Ever wondered if your dog digests his food in the same way you do? Interestingly, dogs have the shortest system of any mammals. It takes around 9 hours for the whole process (depending on age, health and size of dog). Puppies take even less time. Knowing a bit about how your dog’s digestion process works can help you tell if something is amiss. So here are the basic facts about how your dog digests his food every day.
Step 1: Mouth to Esophagus
The mouth isn’t really part of the digestive system, but it’s where things start. Your dog’s salvia helps carry the food into the esophagus to get to the stomach. In the esophagus, muscles along the wall push food down towards the stomach.
Step 2: The Stomach
Next the food goes past the cardiac sphincter and into the stomach where gastric folds along the wall help grind and digest food. Hydrochloric acids and enzymes start to break down any large pieces your dog swallowed – particularly big chucks of meat or bone. This is where your dog may regurgitate if the pieces that were swallowed are too big for the stomach to handle. If you don’t stop him, your dog will just eat it back up – all part of the process and totally normal (unless he threw up a foreign object!).
Food will not be completely digested when it leaves the stomach. Instead it’s become “chyme” an acidic mixture of partly digested food and gastric juices that’s ready to move on to the…
Step 3: Small Intestine
The main part of digestion happens in the small intestine, which is roughly three times the length of your dog’s body. There are three parts to the small intestine. It is in the small intestine where the food will be broken down into its simplest form and will pass through the walls into your dog’s blood. By-products will be carried to the liver, and fat is absorbed into lymph vessels and then into the bloodstream. The small intestine has three parts:
1. The duodenum. The gallbladder (bile duct) and pancreas (pancreatic duct) are attached to this piece as well as the stomach. Enzymes and other fluids are produced by the liver and pancreas and pass through these two ducts to mix with the food and continue digestion.
2. The jejunum. Next, food goes through the second part of the small intestine which is covered with villi – small projections that add surface area so that nutrients can be absorbed as the chyme passes through.
3. Ileum. Finally, what’s left passes through this last portion and on to the…
Step 4: Large Intestine
Once at the large intestine, all that is left is waste. The large intestine’s main job is to remove access water from feces as needed. There is some fermentation of dietary fiber as well, which can cause gas. From the large intestine, waste enters the colon (which is actually part of the large intestine) and then leaves your dog’s body though the anus and rectum.
Large Breed Dogs Have Some Differences!

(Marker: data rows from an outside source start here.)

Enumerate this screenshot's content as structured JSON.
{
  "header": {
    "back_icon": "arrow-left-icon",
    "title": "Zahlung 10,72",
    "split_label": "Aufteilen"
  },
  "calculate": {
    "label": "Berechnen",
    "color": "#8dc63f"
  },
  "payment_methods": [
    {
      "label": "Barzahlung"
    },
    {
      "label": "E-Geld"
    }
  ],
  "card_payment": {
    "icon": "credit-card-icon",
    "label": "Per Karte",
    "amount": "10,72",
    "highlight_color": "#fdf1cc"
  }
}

While all dogs have basically the same digestive system, it turns out there are some differences between small and large breed dogs. A study done by veterinary researchers in France found that in large breed dogs, the weight of the intestines is only 3 percent of their body weight. In small dogs, it’s 7 percent. This equates to less intestinal area for digestion and absorption of nutrients.
In addition they found that in large breed dogs, food stays longer in the colon, which gives more time for the bacteria in the colon to ferment food. This equates to more by-products that cause more water in the colon and ultimately more watery feces. It can also cause them to have to go more frequently than small dogs.
While it may sound relatively simple, digestion is a complex process where many things can cause problems. A key to healthy digestion is proper nutrients. We have all experienced upset stomachs when we eat too much sugar, fat or not enough protein. The same things effect our dogs. Knowing a bit about their system can also help you keep track of your dog’s health better. For example, now that you know digestion takes the average dog just 9 hours, if your dog hasn’t gone to the bathroom in 18 hours, there may be something wrong. The more you know how your dog’s body functions, the easier it will be for you to tell when something is not functioning as it should.